*** Provided data Section Begins ***

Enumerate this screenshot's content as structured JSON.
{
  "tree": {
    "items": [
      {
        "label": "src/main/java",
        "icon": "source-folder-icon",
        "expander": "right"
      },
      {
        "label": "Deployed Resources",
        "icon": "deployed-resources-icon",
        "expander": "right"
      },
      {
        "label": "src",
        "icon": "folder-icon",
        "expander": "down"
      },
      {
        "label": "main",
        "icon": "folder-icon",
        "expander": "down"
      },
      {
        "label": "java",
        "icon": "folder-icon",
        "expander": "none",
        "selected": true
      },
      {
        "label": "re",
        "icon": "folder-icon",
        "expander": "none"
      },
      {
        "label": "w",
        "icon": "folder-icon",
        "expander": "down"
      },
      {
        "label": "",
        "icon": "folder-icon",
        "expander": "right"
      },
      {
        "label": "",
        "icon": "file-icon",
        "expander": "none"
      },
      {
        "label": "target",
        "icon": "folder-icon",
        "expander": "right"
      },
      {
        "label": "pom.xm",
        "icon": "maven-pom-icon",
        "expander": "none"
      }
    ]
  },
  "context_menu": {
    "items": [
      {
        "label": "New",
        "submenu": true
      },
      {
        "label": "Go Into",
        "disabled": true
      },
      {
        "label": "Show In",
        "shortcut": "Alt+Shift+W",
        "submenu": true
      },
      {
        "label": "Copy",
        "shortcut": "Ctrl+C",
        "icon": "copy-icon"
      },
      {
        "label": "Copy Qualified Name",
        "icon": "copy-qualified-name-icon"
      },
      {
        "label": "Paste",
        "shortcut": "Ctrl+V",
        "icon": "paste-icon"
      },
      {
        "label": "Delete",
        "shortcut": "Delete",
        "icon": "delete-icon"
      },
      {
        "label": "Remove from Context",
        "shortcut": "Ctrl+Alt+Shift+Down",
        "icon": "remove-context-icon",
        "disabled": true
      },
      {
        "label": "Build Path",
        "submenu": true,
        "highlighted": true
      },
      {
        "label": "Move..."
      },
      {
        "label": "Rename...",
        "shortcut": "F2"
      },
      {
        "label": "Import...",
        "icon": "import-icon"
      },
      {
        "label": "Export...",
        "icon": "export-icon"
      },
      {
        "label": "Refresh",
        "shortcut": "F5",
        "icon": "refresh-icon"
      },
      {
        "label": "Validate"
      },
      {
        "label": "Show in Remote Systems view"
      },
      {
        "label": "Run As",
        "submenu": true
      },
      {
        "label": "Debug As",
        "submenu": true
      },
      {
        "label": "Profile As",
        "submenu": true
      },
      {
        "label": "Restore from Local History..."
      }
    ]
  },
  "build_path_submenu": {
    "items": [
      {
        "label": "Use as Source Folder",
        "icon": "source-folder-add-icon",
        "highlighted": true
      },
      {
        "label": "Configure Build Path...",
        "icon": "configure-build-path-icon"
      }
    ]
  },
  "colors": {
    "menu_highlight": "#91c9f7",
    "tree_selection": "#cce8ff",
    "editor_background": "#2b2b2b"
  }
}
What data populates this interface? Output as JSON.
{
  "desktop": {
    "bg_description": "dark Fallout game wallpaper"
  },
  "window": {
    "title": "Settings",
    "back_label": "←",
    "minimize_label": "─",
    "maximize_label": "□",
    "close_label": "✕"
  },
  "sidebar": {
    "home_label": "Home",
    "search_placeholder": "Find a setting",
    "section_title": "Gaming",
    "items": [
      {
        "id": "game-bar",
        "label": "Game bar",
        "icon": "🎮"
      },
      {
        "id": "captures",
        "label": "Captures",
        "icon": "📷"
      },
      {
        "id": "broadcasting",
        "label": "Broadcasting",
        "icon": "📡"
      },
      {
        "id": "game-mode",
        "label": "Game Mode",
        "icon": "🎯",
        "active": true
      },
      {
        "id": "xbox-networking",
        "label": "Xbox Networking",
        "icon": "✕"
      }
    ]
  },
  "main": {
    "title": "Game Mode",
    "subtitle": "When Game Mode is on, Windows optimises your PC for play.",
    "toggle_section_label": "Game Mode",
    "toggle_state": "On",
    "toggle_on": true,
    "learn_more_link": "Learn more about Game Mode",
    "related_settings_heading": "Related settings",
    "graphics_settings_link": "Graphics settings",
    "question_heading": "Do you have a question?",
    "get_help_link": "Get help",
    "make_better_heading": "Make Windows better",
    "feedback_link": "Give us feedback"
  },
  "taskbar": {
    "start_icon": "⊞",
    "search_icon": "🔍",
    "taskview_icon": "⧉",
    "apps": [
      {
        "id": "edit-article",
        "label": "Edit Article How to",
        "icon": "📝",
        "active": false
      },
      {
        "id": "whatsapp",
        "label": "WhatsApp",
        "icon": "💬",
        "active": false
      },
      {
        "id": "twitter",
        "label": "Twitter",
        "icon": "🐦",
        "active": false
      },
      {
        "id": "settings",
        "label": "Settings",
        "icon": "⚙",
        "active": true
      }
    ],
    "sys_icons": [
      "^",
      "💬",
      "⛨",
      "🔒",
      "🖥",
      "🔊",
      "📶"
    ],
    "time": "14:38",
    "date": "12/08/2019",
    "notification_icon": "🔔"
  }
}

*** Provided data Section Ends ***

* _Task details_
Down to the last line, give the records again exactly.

* _Problem solution_
Enumerate this screenshot's content as structured JSON.
{
  "tree": {
    "items": [
      {
        "label": "src/main/java",
        "icon": "source-folder-icon",
        "expander": "right"
      },
      {
        "label": "Deployed Resources",
        "icon": "deployed-resources-icon",
        "expander": "right"
      },
      {
        "label": "src",
        "icon": "folder-icon",
        "expander": "down"
      },
      {
        "label": "main",
        "icon": "folder-icon",
        "expander": "down"
      },
      {
        "label": "java",
        "icon": "folder-icon",
        "expander": "none",
        "selected": true
      },
      {
        "label": "re",
        "icon": "folder-icon",
        "expander": "none"
      },
      {
        "label": "w",
        "icon": "folder-icon",
        "expander": "down"
      },
      {
        "label": "",
        "icon": "folder-icon",
        "expander": "right"
      },
      {
        "label": "",
        "icon": "file-icon",
        "expander": "none"
      },
      {
        "label": "target",
        "icon": "folder-icon",
        "expander": "right"
      },
      {
        "label": "pom.xm",
        "icon": "maven-pom-icon",
        "expander": "none"
      }
    ]
  },
  "context_menu": {
    "items": [
      {
        "label": "New",
        "submenu": true
      },
      {
        "label": "Go Into",
        "disabled": true
      },
      {
        "label": "Show In",
        "shortcut": "Alt+Shift+W",
        "submenu": true
      },
      {
        "label": "Copy",
        "shortcut": "Ctrl+C",
        "icon": "copy-icon"
      },
      {
        "label": "Copy Qualified Name",
        "icon": "copy-qualified-name-icon"
      },
      {
        "label": "Paste",
        "shortcut": "Ctrl+V",
        "icon": "paste-icon"
      },
      {
        "label": "Delete",
        "shortcut": "Delete",
        "icon": "delete-icon"
      },
      {
        "label": "Remove from Context",
        "shortcut": "Ctrl+Alt+Shift+Down",
        "icon": "remove-context-icon",
        "disabled": true
      },
      {
        "label": "Build Path",
        "submenu": true,
        "highlighted": true
      },
      {
        "label": "Move..."
      },
      {
        "label": "Rename...",
        "shortcut": "F2"
      },
      {
        "label": "Import...",
        "icon": "import-icon"
      },
      {
        "label": "Export...",
        "icon": "export-icon"
      },
      {
        "label": "Refresh",
        "shortcut": "F5",
        "icon": "refresh-icon"
      },
      {
        "label": "Validate"
      },
      {
        "label": "Show in Remote Systems view"
      },
      {
        "label": "Run As",
        "submenu": true
      },
      {
        "label": "Debug As",
        "submenu": true
      },
      {
        "label": "Profile As",
        "submenu": true
      },
      {
        "label": "Restore from Local History..."
      }
    ]
  },
  "build_path_submenu": {
    "items": [
      {
        "label": "Use as Source Folder",
        "icon": "source-folder-add-icon",
        "highlighted": true
      },
      {
        "label": "Configure Build Path...",
        "icon": "configure-build-path-icon"
      }
    ]
  },
  "colors": {
    "menu_highlight": "#91c9f7",
    "tree_selection": "#cce8ff",
    "editor_background": "#2b2b2b"
  }
}
What data populates this interface? Output as JSON.
{
  "desktop": {
    "bg_description": "dark Fallout game wallpaper"
  },
  "window": {
    "title": "Settings",
    "back_label": "←",
    "minimize_label": "─",
    "maximize_label": "□",
    "close_label": "✕"
  },
  "sidebar": {
    "home_label": "Home",
    "search_placeholder": "Find a setting",
    "section_title": "Gaming",
    "items": [
      {
        "id": "game-bar",
        "label": "Game bar",
        "icon": "🎮"
      },
      {
        "id": "captures",
        "label": "Captures",
        "icon": "📷"
      },
      {
        "id": "broadcasting",
        "label": "Broadcasting",
        "icon": "📡"
      },
      {
        "id": "game-mode",
        "label": "Game Mode",
        "icon": "🎯",
        "active": true
      },
      {
        "id": "xbox-networking",
        "label": "Xbox Networking",
        "icon": "✕"
      }
    ]
  },
  "main": {
    "title": "Game Mode",
    "subtitle": "When Game Mode is on, Windows optimises your PC for play.",
    "toggle_section_label": "Game Mode",
    "toggle_state": "On",
    "toggle_on": true,
    "learn_more_link": "Learn more about Game Mode",
    "related_settings_heading": "Related settings",
    "graphics_settings_link": "Graphics settings",
    "question_heading": "Do you have a question?",
    "get_help_link": "Get help",
    "make_better_heading": "Make Windows better",
    "feedback_link": "Give us feedback"
  },
  "taskbar": {
    "start_icon": "⊞",
    "search_icon": "🔍",
    "taskview_icon": "⧉",
    "apps": [
      {
        "id": "edit-article",
        "label": "Edit Article How to",
        "icon": "📝",
        "active": false
      },
      {
        "id": "whatsapp",
        "label": "WhatsApp",
        "icon": "💬",
        "active": false
      },
      {
        "id": "twitter",
        "label": "Twitter",
        "icon": "🐦",
        "active": false
      },
      {
        "id": "settings",
        "label": "Settings",
        "icon": "⚙",
        "active": true
      }
    ],
    "sys_icons": [
      "^",
      "💬",
      "⛨",
      "🔒",
      "🖥",
      "🔊",
      "📶"
    ],
    "time": "14:38",
    "date": "12/08/2019",
    "notification_icon": "🔔"
  }
}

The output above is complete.